Provided records:
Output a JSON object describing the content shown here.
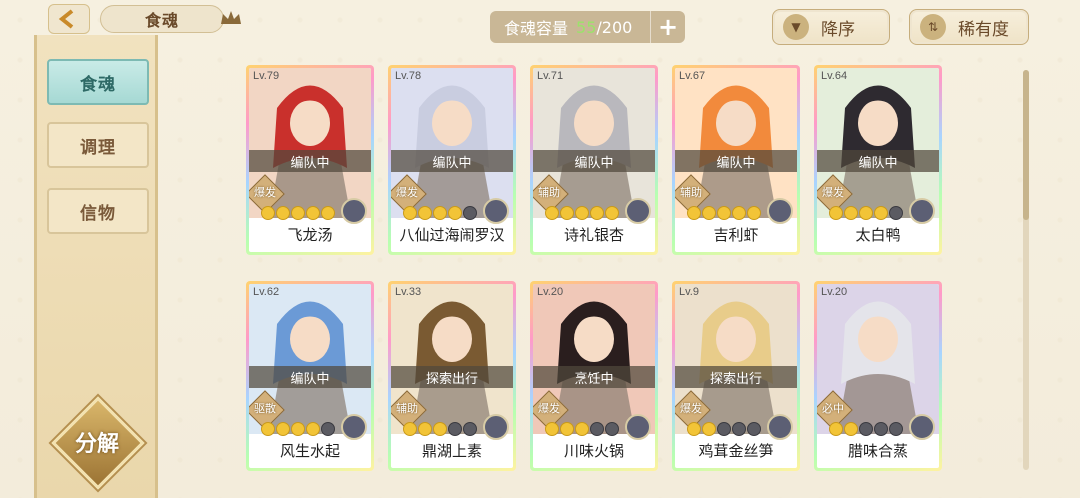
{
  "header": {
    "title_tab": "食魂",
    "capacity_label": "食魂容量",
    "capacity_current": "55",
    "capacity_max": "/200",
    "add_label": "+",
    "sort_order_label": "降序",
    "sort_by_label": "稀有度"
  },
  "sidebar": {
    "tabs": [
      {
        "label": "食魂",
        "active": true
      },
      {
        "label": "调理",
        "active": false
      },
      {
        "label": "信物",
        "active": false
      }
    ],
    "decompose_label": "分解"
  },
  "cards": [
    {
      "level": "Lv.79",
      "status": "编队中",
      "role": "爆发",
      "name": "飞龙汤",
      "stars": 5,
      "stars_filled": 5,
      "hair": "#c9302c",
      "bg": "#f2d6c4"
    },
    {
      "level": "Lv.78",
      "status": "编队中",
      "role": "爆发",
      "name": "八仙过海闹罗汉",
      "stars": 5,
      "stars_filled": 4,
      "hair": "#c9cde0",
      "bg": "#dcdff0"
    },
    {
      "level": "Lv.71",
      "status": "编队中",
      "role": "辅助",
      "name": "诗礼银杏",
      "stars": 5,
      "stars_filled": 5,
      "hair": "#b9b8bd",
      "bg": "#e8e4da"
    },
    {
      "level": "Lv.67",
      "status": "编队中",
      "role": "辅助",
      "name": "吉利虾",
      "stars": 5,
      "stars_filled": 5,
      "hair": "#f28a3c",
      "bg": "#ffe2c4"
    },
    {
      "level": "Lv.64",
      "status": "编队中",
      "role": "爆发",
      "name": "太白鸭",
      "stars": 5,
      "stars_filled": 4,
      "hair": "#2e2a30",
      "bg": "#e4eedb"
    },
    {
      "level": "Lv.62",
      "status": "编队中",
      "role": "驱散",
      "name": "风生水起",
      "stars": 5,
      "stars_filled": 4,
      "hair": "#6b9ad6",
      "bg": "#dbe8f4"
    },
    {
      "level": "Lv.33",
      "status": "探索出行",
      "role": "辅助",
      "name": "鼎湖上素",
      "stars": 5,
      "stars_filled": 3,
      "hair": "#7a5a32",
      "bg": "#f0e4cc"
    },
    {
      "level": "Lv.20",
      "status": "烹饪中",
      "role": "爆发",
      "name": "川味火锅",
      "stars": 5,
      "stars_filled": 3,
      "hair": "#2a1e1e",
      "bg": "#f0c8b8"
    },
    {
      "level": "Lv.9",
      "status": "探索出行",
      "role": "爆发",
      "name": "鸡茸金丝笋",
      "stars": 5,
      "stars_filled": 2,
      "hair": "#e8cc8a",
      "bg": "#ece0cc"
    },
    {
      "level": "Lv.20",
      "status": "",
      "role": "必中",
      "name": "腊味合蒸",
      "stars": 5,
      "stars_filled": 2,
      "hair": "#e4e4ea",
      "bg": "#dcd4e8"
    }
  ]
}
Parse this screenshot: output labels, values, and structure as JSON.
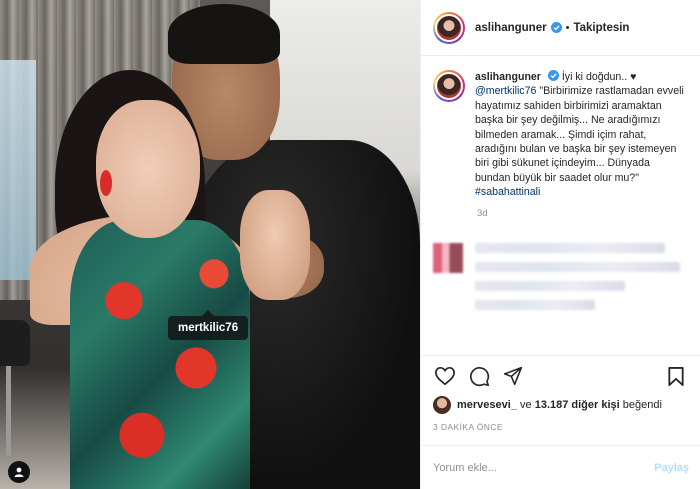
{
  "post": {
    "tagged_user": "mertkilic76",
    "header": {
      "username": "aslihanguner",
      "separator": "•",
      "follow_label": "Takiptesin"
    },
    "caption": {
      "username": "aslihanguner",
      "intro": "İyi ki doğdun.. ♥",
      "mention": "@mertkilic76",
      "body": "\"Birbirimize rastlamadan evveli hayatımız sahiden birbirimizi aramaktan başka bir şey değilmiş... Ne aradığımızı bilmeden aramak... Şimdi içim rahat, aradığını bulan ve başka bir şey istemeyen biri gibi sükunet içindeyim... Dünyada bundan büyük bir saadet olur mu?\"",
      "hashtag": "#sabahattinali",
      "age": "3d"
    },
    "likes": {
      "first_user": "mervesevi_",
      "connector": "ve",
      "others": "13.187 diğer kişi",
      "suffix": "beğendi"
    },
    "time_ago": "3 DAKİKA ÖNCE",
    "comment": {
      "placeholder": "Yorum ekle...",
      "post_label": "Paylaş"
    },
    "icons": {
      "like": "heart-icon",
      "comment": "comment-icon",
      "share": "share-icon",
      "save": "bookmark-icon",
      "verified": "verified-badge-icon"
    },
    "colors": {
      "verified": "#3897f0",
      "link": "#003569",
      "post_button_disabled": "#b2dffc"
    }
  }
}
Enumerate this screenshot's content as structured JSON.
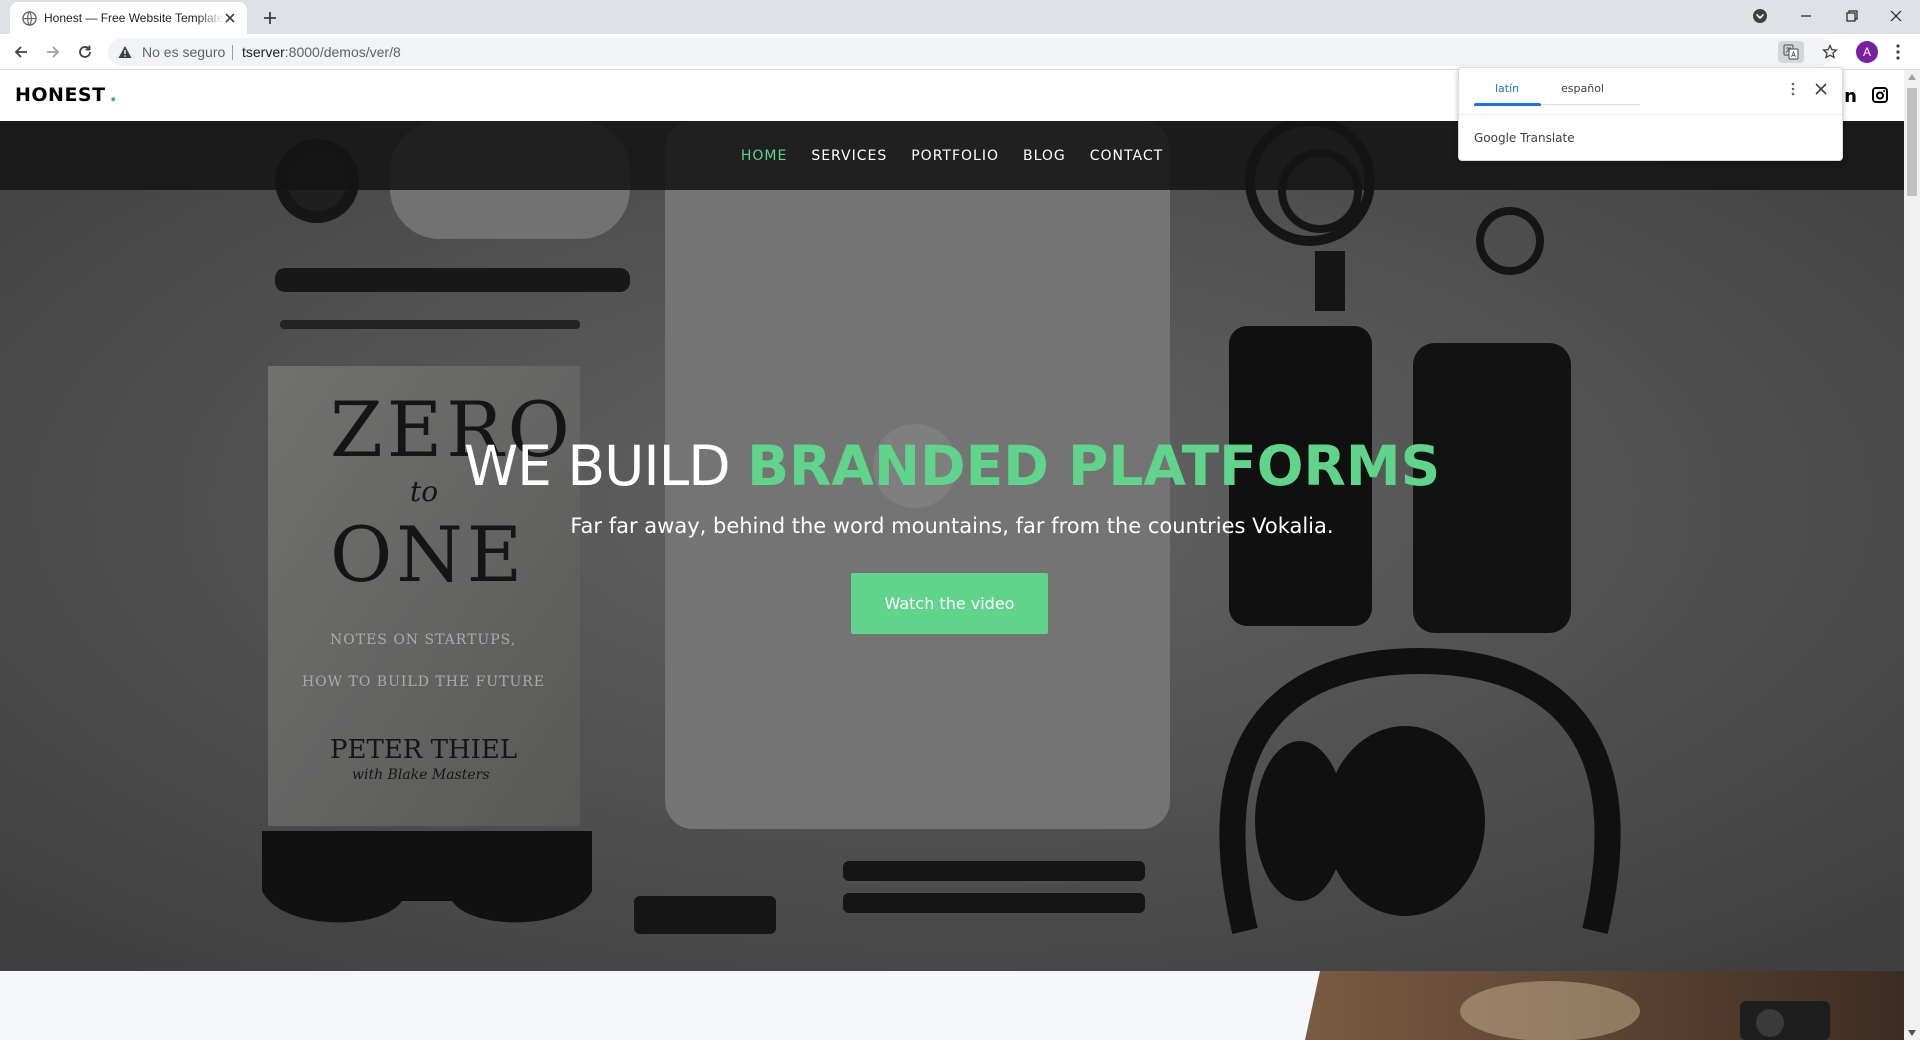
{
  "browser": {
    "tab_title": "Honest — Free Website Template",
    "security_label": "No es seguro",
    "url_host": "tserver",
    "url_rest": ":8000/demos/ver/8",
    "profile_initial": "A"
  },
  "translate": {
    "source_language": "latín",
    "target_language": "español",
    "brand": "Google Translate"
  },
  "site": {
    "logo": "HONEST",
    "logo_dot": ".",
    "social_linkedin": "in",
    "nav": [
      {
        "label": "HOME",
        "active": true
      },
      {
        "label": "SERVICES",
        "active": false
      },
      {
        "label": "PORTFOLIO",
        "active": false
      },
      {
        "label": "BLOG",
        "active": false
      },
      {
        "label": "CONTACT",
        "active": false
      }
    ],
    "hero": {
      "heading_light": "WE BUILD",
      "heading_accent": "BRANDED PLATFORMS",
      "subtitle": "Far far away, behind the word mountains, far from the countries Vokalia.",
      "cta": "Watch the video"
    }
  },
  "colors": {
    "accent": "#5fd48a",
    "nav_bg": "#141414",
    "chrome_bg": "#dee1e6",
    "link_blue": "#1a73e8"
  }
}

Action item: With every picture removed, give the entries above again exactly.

Written answer:
Output a JSON object describing the content shown here.
{
  "header": {
    "title_tab": "食魂",
    "capacity_label": "食魂容量",
    "capacity_current": "55",
    "capacity_max": "/200",
    "add_label": "+",
    "sort_order_label": "降序",
    "sort_by_label": "稀有度"
  },
  "sidebar": {
    "tabs": [
      {
        "label": "食魂",
        "active": true
      },
      {
        "label": "调理",
        "active": false
      },
      {
        "label": "信物",
        "active": false
      }
    ],
    "decompose_label": "分解"
  },
  "cards": [
    {
      "level": "Lv.79",
      "status": "编队中",
      "role": "爆发",
      "name": "飞龙汤",
      "stars": 5,
      "stars_filled": 5,
      "hair": "#c9302c",
      "bg": "#f2d6c4"
    },
    {
      "level": "Lv.78",
      "status": "编队中",
      "role": "爆发",
      "name": "八仙过海闹罗汉",
      "stars": 5,
      "stars_filled": 4,
      "hair": "#c9cde0",
      "bg": "#dcdff0"
    },
    {
      "level": "Lv.71",
      "status": "编队中",
      "role": "辅助",
      "name": "诗礼银杏",
      "stars": 5,
      "stars_filled": 5,
      "hair": "#b9b8bd",
      "bg": "#e8e4da"
    },
    {
      "level": "Lv.67",
      "status": "编队中",
      "role": "辅助",
      "name": "吉利虾",
      "stars": 5,
      "stars_filled": 5,
      "hair": "#f28a3c",
      "bg": "#ffe2c4"
    },
    {
      "level": "Lv.64",
      "status": "编队中",
      "role": "爆发",
      "name": "太白鸭",
      "stars": 5,
      "stars_filled": 4,
      "hair": "#2e2a30",
      "bg": "#e4eedb"
    },
    {
      "level": "Lv.62",
      "status": "编队中",
      "role": "驱散",
      "name": "风生水起",
      "stars": 5,
      "stars_filled": 4,
      "hair": "#6b9ad6",
      "bg": "#dbe8f4"
    },
    {
      "level": "Lv.33",
      "status": "探索出行",
      "role": "辅助",
      "name": "鼎湖上素",
      "stars": 5,
      "stars_filled": 3,
      "hair": "#7a5a32",
      "bg": "#f0e4cc"
    },
    {
      "level": "Lv.20",
      "status": "烹饪中",
      "role": "爆发",
      "name": "川味火锅",
      "stars": 5,
      "stars_filled": 3,
      "hair": "#2a1e1e",
      "bg": "#f0c8b8"
    },
    {
      "level": "Lv.9",
      "status": "探索出行",
      "role": "爆发",
      "name": "鸡茸金丝笋",
      "stars": 5,
      "stars_filled": 2,
      "hair": "#e8cc8a",
      "bg": "#ece0cc"
    },
    {
      "level": "Lv.20",
      "status": "",
      "role": "必中",
      "name": "腊味合蒸",
      "stars": 5,
      "stars_filled": 2,
      "hair": "#e4e4ea",
      "bg": "#dcd4e8"
    }
  ]
}
Parse this screenshot: output labels, values, and structure as JSON.
{
  "post": {
    "tagged_user": "mertkilic76",
    "header": {
      "username": "aslihanguner",
      "separator": "•",
      "follow_label": "Takiptesin"
    },
    "caption": {
      "username": "aslihanguner",
      "intro": "İyi ki doğdun.. ♥",
      "mention": "@mertkilic76",
      "body": "\"Birbirimize rastlamadan evveli hayatımız sahiden birbirimizi aramaktan başka bir şey değilmiş... Ne aradığımızı bilmeden aramak... Şimdi içim rahat, aradığını bulan ve başka bir şey istemeyen biri gibi sükunet içindeyim... Dünyada bundan büyük bir saadet olur mu?\"",
      "hashtag": "#sabahattinali",
      "age": "3d"
    },
    "likes": {
      "first_user": "mervesevi_",
      "connector": "ve",
      "others": "13.187 diğer kişi",
      "suffix": "beğendi"
    },
    "time_ago": "3 DAKİKA ÖNCE",
    "comment": {
      "placeholder": "Yorum ekle...",
      "post_label": "Paylaş"
    },
    "icons": {
      "like": "heart-icon",
      "comment": "comment-icon",
      "share": "share-icon",
      "save": "bookmark-icon",
      "verified": "verified-badge-icon"
    },
    "colors": {
      "verified": "#3897f0",
      "link": "#003569",
      "post_button_disabled": "#b2dffc"
    }
  }
}
Enumerate this screenshot's content as structured JSON.
{
  "browser": {
    "tab_title": "Honest — Free Website Template",
    "security_label": "No es seguro",
    "url_host": "tserver",
    "url_rest": ":8000/demos/ver/8",
    "profile_initial": "A"
  },
  "translate": {
    "source_language": "latín",
    "target_language": "español",
    "brand": "Google Translate"
  },
  "site": {
    "logo": "HONEST",
    "logo_dot": ".",
    "social_linkedin": "in",
    "nav": [
      {
        "label": "HOME",
        "active": true
      },
      {
        "label": "SERVICES",
        "active": false
      },
      {
        "label": "PORTFOLIO",
        "active": false
      },
      {
        "label": "BLOG",
        "active": false
      },
      {
        "label": "CONTACT",
        "active": false
      }
    ],
    "hero": {
      "heading_light": "WE BUILD",
      "heading_accent": "BRANDED PLATFORMS",
      "subtitle": "Far far away, behind the word mountains, far from the countries Vokalia.",
      "cta": "Watch the video"
    }
  },
  "colors": {
    "accent": "#5fd48a",
    "nav_bg": "#141414",
    "chrome_bg": "#dee1e6",
    "link_blue": "#1a73e8"
  }
}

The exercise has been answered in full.